DATA TO USE START

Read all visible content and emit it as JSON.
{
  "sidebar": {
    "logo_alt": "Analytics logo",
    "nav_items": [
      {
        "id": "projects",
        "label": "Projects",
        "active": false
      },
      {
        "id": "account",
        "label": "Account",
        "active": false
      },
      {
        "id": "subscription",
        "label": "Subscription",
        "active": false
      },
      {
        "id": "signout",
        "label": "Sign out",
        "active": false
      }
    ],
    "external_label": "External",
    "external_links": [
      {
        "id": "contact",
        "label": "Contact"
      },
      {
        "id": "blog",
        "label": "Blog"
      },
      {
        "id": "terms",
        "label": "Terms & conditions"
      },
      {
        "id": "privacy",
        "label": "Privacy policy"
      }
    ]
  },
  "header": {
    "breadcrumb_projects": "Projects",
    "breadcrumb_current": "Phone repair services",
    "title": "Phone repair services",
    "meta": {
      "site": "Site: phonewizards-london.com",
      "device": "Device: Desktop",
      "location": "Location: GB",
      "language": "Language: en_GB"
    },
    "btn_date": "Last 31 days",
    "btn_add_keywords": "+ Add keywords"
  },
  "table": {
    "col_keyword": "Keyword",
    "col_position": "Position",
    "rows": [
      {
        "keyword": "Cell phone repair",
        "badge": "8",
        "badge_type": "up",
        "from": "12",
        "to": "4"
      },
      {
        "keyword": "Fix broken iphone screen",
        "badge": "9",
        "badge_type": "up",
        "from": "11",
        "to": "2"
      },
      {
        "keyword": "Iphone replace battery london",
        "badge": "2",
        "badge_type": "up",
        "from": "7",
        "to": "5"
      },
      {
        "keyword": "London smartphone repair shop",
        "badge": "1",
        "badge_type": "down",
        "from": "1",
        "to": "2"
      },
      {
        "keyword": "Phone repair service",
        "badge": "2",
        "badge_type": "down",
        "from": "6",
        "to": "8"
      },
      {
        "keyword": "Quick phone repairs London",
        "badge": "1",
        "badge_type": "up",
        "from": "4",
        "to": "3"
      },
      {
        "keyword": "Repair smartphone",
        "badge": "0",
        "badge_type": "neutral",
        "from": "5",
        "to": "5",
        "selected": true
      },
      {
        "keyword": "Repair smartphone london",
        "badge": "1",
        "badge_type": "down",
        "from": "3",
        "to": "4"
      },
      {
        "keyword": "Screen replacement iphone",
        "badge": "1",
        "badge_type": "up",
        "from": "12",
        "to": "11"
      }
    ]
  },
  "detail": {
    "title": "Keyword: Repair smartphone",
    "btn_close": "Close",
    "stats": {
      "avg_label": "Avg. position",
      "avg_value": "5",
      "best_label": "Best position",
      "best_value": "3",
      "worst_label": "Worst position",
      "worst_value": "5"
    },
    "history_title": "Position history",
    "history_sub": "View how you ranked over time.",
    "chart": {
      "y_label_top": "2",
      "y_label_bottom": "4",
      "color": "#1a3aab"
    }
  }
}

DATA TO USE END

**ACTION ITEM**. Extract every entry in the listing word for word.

**TASK SOLUTION**.
Read all visible content and emit it as JSON.
{
  "sidebar": {
    "logo_alt": "Analytics logo",
    "nav_items": [
      {
        "id": "projects",
        "label": "Projects",
        "active": false
      },
      {
        "id": "account",
        "label": "Account",
        "active": false
      },
      {
        "id": "subscription",
        "label": "Subscription",
        "active": false
      },
      {
        "id": "signout",
        "label": "Sign out",
        "active": false
      }
    ],
    "external_label": "External",
    "external_links": [
      {
        "id": "contact",
        "label": "Contact"
      },
      {
        "id": "blog",
        "label": "Blog"
      },
      {
        "id": "terms",
        "label": "Terms & conditions"
      },
      {
        "id": "privacy",
        "label": "Privacy policy"
      }
    ]
  },
  "header": {
    "breadcrumb_projects": "Projects",
    "breadcrumb_current": "Phone repair services",
    "title": "Phone repair services",
    "meta": {
      "site": "Site: phonewizards-london.com",
      "device": "Device: Desktop",
      "location": "Location: GB",
      "language": "Language: en_GB"
    },
    "btn_date": "Last 31 days",
    "btn_add_keywords": "+ Add keywords"
  },
  "table": {
    "col_keyword": "Keyword",
    "col_position": "Position",
    "rows": [
      {
        "keyword": "Cell phone repair",
        "badge": "8",
        "badge_type": "up",
        "from": "12",
        "to": "4"
      },
      {
        "keyword": "Fix broken iphone screen",
        "badge": "9",
        "badge_type": "up",
        "from": "11",
        "to": "2"
      },
      {
        "keyword": "Iphone replace battery london",
        "badge": "2",
        "badge_type": "up",
        "from": "7",
        "to": "5"
      },
      {
        "keyword": "London smartphone repair shop",
        "badge": "1",
        "badge_type": "down",
        "from": "1",
        "to": "2"
      },
      {
        "keyword": "Phone repair service",
        "badge": "2",
        "badge_type": "down",
        "from": "6",
        "to": "8"
      },
      {
        "keyword": "Quick phone repairs London",
        "badge": "1",
        "badge_type": "up",
        "from": "4",
        "to": "3"
      },
      {
        "keyword": "Repair smartphone",
        "badge": "0",
        "badge_type": "neutral",
        "from": "5",
        "to": "5",
        "selected": true
      },
      {
        "keyword": "Repair smartphone london",
        "badge": "1",
        "badge_type": "down",
        "from": "3",
        "to": "4"
      },
      {
        "keyword": "Screen replacement iphone",
        "badge": "1",
        "badge_type": "up",
        "from": "12",
        "to": "11"
      }
    ]
  },
  "detail": {
    "title": "Keyword: Repair smartphone",
    "btn_close": "Close",
    "stats": {
      "avg_label": "Avg. position",
      "avg_value": "5",
      "best_label": "Best position",
      "best_value": "3",
      "worst_label": "Worst position",
      "worst_value": "5"
    },
    "history_title": "Position history",
    "history_sub": "View how you ranked over time.",
    "chart": {
      "y_label_top": "2",
      "y_label_bottom": "4",
      "color": "#1a3aab"
    }
  }
}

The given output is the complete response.